[Data about app and page elements]
⁂

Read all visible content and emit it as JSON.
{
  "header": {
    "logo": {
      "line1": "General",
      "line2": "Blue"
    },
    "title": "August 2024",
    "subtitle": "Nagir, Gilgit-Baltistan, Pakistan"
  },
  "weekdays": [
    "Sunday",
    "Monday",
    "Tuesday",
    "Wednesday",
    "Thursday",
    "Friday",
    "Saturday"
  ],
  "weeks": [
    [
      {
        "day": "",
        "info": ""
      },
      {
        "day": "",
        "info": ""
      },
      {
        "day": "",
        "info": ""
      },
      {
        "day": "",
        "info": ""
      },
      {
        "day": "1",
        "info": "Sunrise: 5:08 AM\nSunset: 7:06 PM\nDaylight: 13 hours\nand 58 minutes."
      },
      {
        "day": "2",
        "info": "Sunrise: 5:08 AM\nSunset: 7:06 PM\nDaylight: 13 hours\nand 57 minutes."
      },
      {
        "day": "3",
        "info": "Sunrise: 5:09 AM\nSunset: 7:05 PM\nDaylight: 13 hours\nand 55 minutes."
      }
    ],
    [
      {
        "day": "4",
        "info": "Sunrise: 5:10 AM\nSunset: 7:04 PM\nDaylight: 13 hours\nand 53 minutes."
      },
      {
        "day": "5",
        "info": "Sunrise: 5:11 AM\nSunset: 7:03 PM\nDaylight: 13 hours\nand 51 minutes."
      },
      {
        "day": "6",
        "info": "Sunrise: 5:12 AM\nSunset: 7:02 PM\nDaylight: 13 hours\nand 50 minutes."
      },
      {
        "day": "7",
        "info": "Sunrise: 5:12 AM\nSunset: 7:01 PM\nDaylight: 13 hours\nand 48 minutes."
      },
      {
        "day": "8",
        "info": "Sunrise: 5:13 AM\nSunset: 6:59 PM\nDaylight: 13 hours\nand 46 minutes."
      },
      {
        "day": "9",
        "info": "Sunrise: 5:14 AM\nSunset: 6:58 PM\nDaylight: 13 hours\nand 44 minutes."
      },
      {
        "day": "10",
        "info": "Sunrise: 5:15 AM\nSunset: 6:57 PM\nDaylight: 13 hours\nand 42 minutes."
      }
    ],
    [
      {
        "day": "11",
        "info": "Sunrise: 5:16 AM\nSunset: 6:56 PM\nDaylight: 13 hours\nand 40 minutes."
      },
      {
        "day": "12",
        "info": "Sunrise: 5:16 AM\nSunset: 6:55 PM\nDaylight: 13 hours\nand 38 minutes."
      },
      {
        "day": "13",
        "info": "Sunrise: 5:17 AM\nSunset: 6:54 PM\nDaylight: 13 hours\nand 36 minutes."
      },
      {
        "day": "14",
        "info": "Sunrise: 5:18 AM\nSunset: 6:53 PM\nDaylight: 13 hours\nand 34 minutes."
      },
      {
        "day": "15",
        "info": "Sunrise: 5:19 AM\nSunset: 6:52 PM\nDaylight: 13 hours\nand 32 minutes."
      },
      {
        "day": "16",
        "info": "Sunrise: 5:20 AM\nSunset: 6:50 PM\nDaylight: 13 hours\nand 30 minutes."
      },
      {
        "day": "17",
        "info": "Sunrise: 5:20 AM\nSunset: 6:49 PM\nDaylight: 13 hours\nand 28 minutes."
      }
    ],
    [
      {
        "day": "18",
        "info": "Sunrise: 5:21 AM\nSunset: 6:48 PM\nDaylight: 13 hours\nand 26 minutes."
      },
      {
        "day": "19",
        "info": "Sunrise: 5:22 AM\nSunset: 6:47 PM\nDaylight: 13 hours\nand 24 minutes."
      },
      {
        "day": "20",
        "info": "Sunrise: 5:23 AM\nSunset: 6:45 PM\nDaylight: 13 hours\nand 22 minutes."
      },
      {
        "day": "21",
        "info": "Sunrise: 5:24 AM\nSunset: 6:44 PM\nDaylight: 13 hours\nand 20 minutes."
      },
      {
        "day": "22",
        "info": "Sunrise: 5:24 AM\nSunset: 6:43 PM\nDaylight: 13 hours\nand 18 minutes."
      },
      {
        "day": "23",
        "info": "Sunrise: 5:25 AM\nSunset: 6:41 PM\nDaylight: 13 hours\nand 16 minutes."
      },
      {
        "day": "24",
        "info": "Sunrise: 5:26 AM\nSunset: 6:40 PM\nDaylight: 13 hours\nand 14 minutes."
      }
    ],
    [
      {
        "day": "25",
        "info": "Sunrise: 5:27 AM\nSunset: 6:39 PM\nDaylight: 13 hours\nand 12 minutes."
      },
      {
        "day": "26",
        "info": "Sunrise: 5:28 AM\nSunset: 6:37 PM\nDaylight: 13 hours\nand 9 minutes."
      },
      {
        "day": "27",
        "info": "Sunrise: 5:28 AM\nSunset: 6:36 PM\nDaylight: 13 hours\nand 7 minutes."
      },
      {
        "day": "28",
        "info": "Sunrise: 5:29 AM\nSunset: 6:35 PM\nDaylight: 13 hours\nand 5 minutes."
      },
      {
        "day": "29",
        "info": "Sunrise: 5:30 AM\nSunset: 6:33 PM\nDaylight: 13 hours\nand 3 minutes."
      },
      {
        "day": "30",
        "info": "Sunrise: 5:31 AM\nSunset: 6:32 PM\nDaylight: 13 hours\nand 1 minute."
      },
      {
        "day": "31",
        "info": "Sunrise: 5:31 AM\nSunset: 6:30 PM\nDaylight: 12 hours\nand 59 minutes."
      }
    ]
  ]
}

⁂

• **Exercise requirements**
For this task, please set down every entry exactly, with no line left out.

• **Expected answer**
Read all visible content and emit it as JSON.
{
  "header": {
    "logo": {
      "line1": "General",
      "line2": "Blue"
    },
    "title": "August 2024",
    "subtitle": "Nagir, Gilgit-Baltistan, Pakistan"
  },
  "weekdays": [
    "Sunday",
    "Monday",
    "Tuesday",
    "Wednesday",
    "Thursday",
    "Friday",
    "Saturday"
  ],
  "weeks": [
    [
      {
        "day": "",
        "info": ""
      },
      {
        "day": "",
        "info": ""
      },
      {
        "day": "",
        "info": ""
      },
      {
        "day": "",
        "info": ""
      },
      {
        "day": "1",
        "info": "Sunrise: 5:08 AM\nSunset: 7:06 PM\nDaylight: 13 hours\nand 58 minutes."
      },
      {
        "day": "2",
        "info": "Sunrise: 5:08 AM\nSunset: 7:06 PM\nDaylight: 13 hours\nand 57 minutes."
      },
      {
        "day": "3",
        "info": "Sunrise: 5:09 AM\nSunset: 7:05 PM\nDaylight: 13 hours\nand 55 minutes."
      }
    ],
    [
      {
        "day": "4",
        "info": "Sunrise: 5:10 AM\nSunset: 7:04 PM\nDaylight: 13 hours\nand 53 minutes."
      },
      {
        "day": "5",
        "info": "Sunrise: 5:11 AM\nSunset: 7:03 PM\nDaylight: 13 hours\nand 51 minutes."
      },
      {
        "day": "6",
        "info": "Sunrise: 5:12 AM\nSunset: 7:02 PM\nDaylight: 13 hours\nand 50 minutes."
      },
      {
        "day": "7",
        "info": "Sunrise: 5:12 AM\nSunset: 7:01 PM\nDaylight: 13 hours\nand 48 minutes."
      },
      {
        "day": "8",
        "info": "Sunrise: 5:13 AM\nSunset: 6:59 PM\nDaylight: 13 hours\nand 46 minutes."
      },
      {
        "day": "9",
        "info": "Sunrise: 5:14 AM\nSunset: 6:58 PM\nDaylight: 13 hours\nand 44 minutes."
      },
      {
        "day": "10",
        "info": "Sunrise: 5:15 AM\nSunset: 6:57 PM\nDaylight: 13 hours\nand 42 minutes."
      }
    ],
    [
      {
        "day": "11",
        "info": "Sunrise: 5:16 AM\nSunset: 6:56 PM\nDaylight: 13 hours\nand 40 minutes."
      },
      {
        "day": "12",
        "info": "Sunrise: 5:16 AM\nSunset: 6:55 PM\nDaylight: 13 hours\nand 38 minutes."
      },
      {
        "day": "13",
        "info": "Sunrise: 5:17 AM\nSunset: 6:54 PM\nDaylight: 13 hours\nand 36 minutes."
      },
      {
        "day": "14",
        "info": "Sunrise: 5:18 AM\nSunset: 6:53 PM\nDaylight: 13 hours\nand 34 minutes."
      },
      {
        "day": "15",
        "info": "Sunrise: 5:19 AM\nSunset: 6:52 PM\nDaylight: 13 hours\nand 32 minutes."
      },
      {
        "day": "16",
        "info": "Sunrise: 5:20 AM\nSunset: 6:50 PM\nDaylight: 13 hours\nand 30 minutes."
      },
      {
        "day": "17",
        "info": "Sunrise: 5:20 AM\nSunset: 6:49 PM\nDaylight: 13 hours\nand 28 minutes."
      }
    ],
    [
      {
        "day": "18",
        "info": "Sunrise: 5:21 AM\nSunset: 6:48 PM\nDaylight: 13 hours\nand 26 minutes."
      },
      {
        "day": "19",
        "info": "Sunrise: 5:22 AM\nSunset: 6:47 PM\nDaylight: 13 hours\nand 24 minutes."
      },
      {
        "day": "20",
        "info": "Sunrise: 5:23 AM\nSunset: 6:45 PM\nDaylight: 13 hours\nand 22 minutes."
      },
      {
        "day": "21",
        "info": "Sunrise: 5:24 AM\nSunset: 6:44 PM\nDaylight: 13 hours\nand 20 minutes."
      },
      {
        "day": "22",
        "info": "Sunrise: 5:24 AM\nSunset: 6:43 PM\nDaylight: 13 hours\nand 18 minutes."
      },
      {
        "day": "23",
        "info": "Sunrise: 5:25 AM\nSunset: 6:41 PM\nDaylight: 13 hours\nand 16 minutes."
      },
      {
        "day": "24",
        "info": "Sunrise: 5:26 AM\nSunset: 6:40 PM\nDaylight: 13 hours\nand 14 minutes."
      }
    ],
    [
      {
        "day": "25",
        "info": "Sunrise: 5:27 AM\nSunset: 6:39 PM\nDaylight: 13 hours\nand 12 minutes."
      },
      {
        "day": "26",
        "info": "Sunrise: 5:28 AM\nSunset: 6:37 PM\nDaylight: 13 hours\nand 9 minutes."
      },
      {
        "day": "27",
        "info": "Sunrise: 5:28 AM\nSunset: 6:36 PM\nDaylight: 13 hours\nand 7 minutes."
      },
      {
        "day": "28",
        "info": "Sunrise: 5:29 AM\nSunset: 6:35 PM\nDaylight: 13 hours\nand 5 minutes."
      },
      {
        "day": "29",
        "info": "Sunrise: 5:30 AM\nSunset: 6:33 PM\nDaylight: 13 hours\nand 3 minutes."
      },
      {
        "day": "30",
        "info": "Sunrise: 5:31 AM\nSunset: 6:32 PM\nDaylight: 13 hours\nand 1 minute."
      },
      {
        "day": "31",
        "info": "Sunrise: 5:31 AM\nSunset: 6:30 PM\nDaylight: 12 hours\nand 59 minutes."
      }
    ]
  ]
}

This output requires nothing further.